ST. PAUL—Minnesota officials say they are catching up on a backlog of cases alleging elderly people have been abused.
Health Commissioner Jan Malcolm on Thursday, March 1, said all 2,321 cases that had piled up in the Office of Health Facilities Complaints have been reviewed. Of those, officials decided further investigations are needed for 89 cases. Those probes will be added to 430 investigations already underway.
In December, 826 investigations were being conducted.
Thursday's report came as state legislators probe incidents that have been reported in facilities such as nursing homes and assisted living centers around Minnesota.
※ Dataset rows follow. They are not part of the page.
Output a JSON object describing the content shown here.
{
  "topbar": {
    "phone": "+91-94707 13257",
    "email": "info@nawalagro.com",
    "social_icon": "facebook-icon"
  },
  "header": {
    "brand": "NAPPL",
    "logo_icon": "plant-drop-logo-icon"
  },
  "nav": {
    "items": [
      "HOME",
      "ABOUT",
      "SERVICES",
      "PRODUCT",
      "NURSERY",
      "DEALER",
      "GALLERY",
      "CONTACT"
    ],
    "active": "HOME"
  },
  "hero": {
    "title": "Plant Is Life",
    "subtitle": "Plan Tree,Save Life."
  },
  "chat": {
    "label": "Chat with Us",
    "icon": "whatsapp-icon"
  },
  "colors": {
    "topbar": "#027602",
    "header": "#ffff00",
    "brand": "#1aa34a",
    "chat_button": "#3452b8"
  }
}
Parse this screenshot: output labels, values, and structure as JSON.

Next week, the legislative auditor, a government watchdog, is expected to release findings of an investigation of the Office of Health Facility Complaints, which is responsible for overseeing long-term care facilities. There have been reports that stacks of abuse reports sat in the department's office without being examined.
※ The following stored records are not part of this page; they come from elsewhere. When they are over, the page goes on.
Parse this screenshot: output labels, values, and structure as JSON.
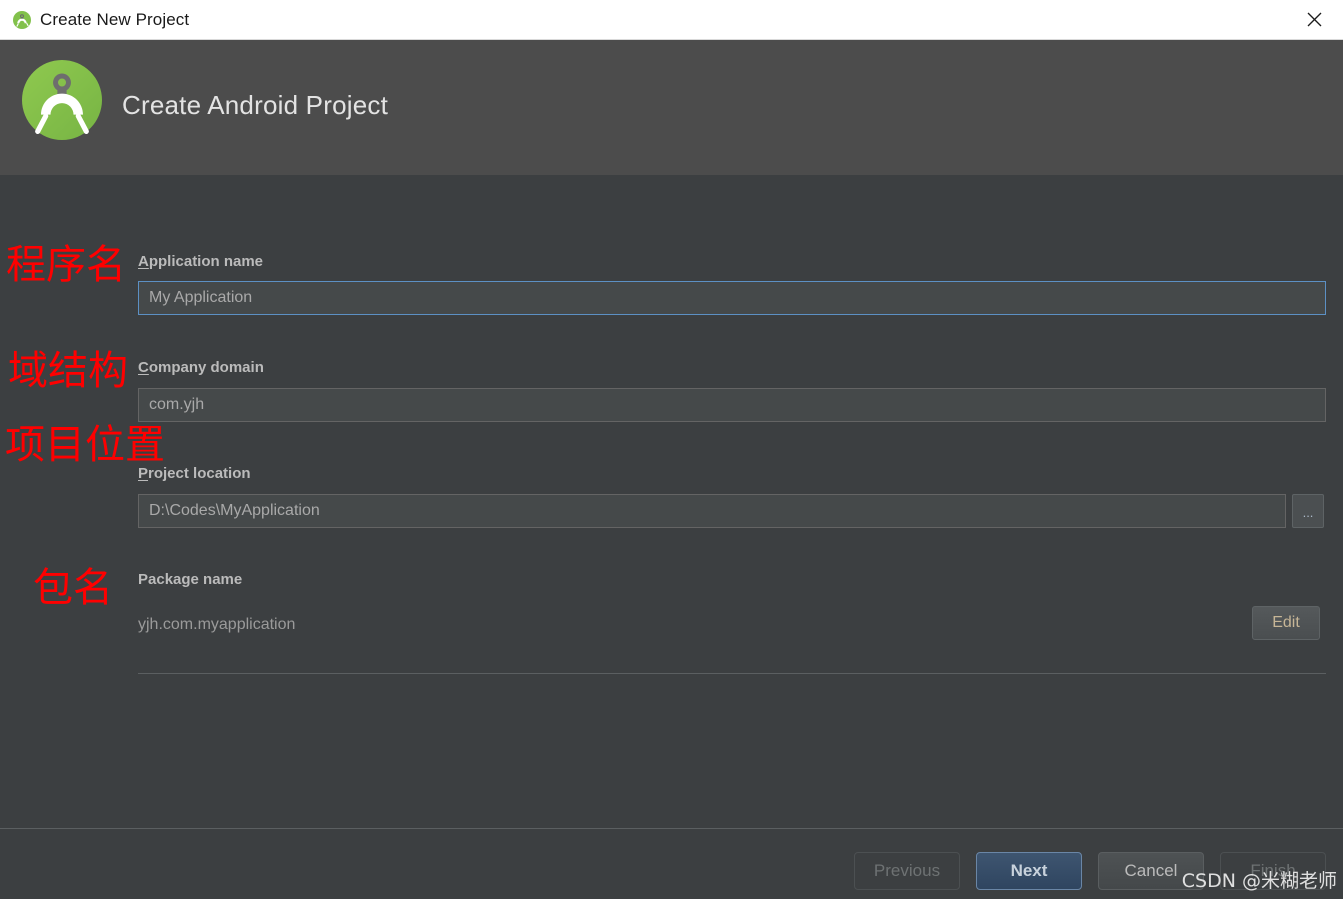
{
  "window": {
    "title": "Create New Project",
    "icon": "android-studio-icon",
    "close_label": "×"
  },
  "banner": {
    "title": "Create Android Project",
    "logo": "android-studio-logo"
  },
  "fields": {
    "application_name": {
      "label_mnemonic": "A",
      "label_rest": "pplication name",
      "value": "My Application",
      "focused": true
    },
    "company_domain": {
      "label_mnemonic": "C",
      "label_rest": "ompany domain",
      "value": "com.yjh",
      "focused": false
    },
    "project_location": {
      "label_mnemonic": "P",
      "label_rest": "roject location",
      "value": "D:\\Codes\\MyApplication",
      "browse_label": "...",
      "focused": false
    },
    "package_name": {
      "label": "Package name",
      "value": "yjh.com.myapplication",
      "edit_label": "Edit"
    }
  },
  "buttons": {
    "previous": "Previous",
    "next": "Next",
    "cancel": "Cancel",
    "finish": "Finish"
  },
  "annotations": [
    {
      "text": "程序名",
      "note": "application name"
    },
    {
      "text": "域结构",
      "note": "company domain"
    },
    {
      "text": "项目位置",
      "note": "project location"
    },
    {
      "text": "包名",
      "note": "package name"
    }
  ],
  "watermark": "CSDN @米糊老师",
  "colors": {
    "titlebar_bg": "#ffffff",
    "banner_bg": "#4c4c4c",
    "dialog_bg": "#3c3f41",
    "field_bg": "#45494a",
    "focus_border": "#5c90c4",
    "default_button_bg": "#365880",
    "annotation": "#ff0000",
    "android_green": "#82c14b"
  }
}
Earlier this week, long-term care providers apologized for abuses and agreed safety improvements are needed.
"To all the seniors and families whose lives have been impacted, in any way, by abuse or maltreatment, please know we share their hurt and their grief and are truly sorry for the heartbreaking experiences they have endured," Gayle Kvenvold, CEO of LeadingAge, told members of the Senate aging and long-term care committee.
Last year, lawmakers learned that only a small percentage of abuse complaints were being investigated and perpetrators often were not punished for theft, maltreatment and other crimes.
Gov. Mark Dayton has said that although his administration failed to conduct investigations, the real culprits are the facilities that are supposed to take care of the elderly. When the problems were made public, Dayton told the Department of Human Services to help the Health Department because DHS has its own office that conducts similar investigations. On Thursday, he praised the state workers who nearly got caught up in six weeks.
Malcolm said the administration in about a week will release some legislation to allow her department to conduct more rigorous investigations of elder abuse.
Acting Human Services Commissioner Chuck Johnson said that in recent weeks the departments have made elder abuse complaints paperless, which has speeded work on them and allowed workers to keep up. About 400 new abuse cases are reported each week, Johnson said.
He added that his department had issues similar to the more recent Health Department problems about four years ago, so what was learned there transferred to the elder issues.
Christopher Magan of the St. Paul Pioneer Press, a Forum News Service media partner, contributed to this story.